[Entries from a dataset of interfaces]

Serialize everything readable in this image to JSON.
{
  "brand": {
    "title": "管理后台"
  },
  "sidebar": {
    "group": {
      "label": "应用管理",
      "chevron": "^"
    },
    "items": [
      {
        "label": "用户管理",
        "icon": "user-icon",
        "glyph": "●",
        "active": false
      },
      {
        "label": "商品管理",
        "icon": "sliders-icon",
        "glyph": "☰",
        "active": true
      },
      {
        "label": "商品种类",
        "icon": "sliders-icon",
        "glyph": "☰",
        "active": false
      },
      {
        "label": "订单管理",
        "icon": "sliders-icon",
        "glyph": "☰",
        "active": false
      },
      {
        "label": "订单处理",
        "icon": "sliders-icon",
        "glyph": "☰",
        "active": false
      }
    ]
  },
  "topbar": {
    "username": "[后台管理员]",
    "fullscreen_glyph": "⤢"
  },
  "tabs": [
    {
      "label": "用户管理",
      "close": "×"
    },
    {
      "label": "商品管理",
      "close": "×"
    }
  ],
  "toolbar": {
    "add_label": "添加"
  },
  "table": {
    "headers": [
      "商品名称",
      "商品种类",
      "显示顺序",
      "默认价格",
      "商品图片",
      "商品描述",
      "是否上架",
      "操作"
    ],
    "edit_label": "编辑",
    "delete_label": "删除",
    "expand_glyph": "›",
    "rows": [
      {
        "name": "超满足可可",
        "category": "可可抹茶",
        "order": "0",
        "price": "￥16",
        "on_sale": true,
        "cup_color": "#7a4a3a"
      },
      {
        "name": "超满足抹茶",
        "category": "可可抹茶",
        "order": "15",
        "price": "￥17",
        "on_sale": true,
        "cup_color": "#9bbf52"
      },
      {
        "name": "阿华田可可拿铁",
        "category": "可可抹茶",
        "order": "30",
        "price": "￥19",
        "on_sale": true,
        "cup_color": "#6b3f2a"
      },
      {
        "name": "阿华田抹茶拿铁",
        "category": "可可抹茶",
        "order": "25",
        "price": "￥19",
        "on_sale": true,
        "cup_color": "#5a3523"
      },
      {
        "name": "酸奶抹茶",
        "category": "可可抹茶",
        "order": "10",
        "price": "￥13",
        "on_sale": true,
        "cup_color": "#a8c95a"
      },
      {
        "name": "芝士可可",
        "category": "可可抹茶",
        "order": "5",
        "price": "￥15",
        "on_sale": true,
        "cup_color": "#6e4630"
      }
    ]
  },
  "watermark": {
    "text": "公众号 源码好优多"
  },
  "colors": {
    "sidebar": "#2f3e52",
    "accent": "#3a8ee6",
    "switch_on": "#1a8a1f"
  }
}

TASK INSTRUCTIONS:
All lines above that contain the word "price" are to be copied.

REPLY TO THE TASK:
        "price": "￥16",
        "price": "￥17",
        "price": "￥19",
        "price": "￥19",
        "price": "￥13",
        "price": "￥15",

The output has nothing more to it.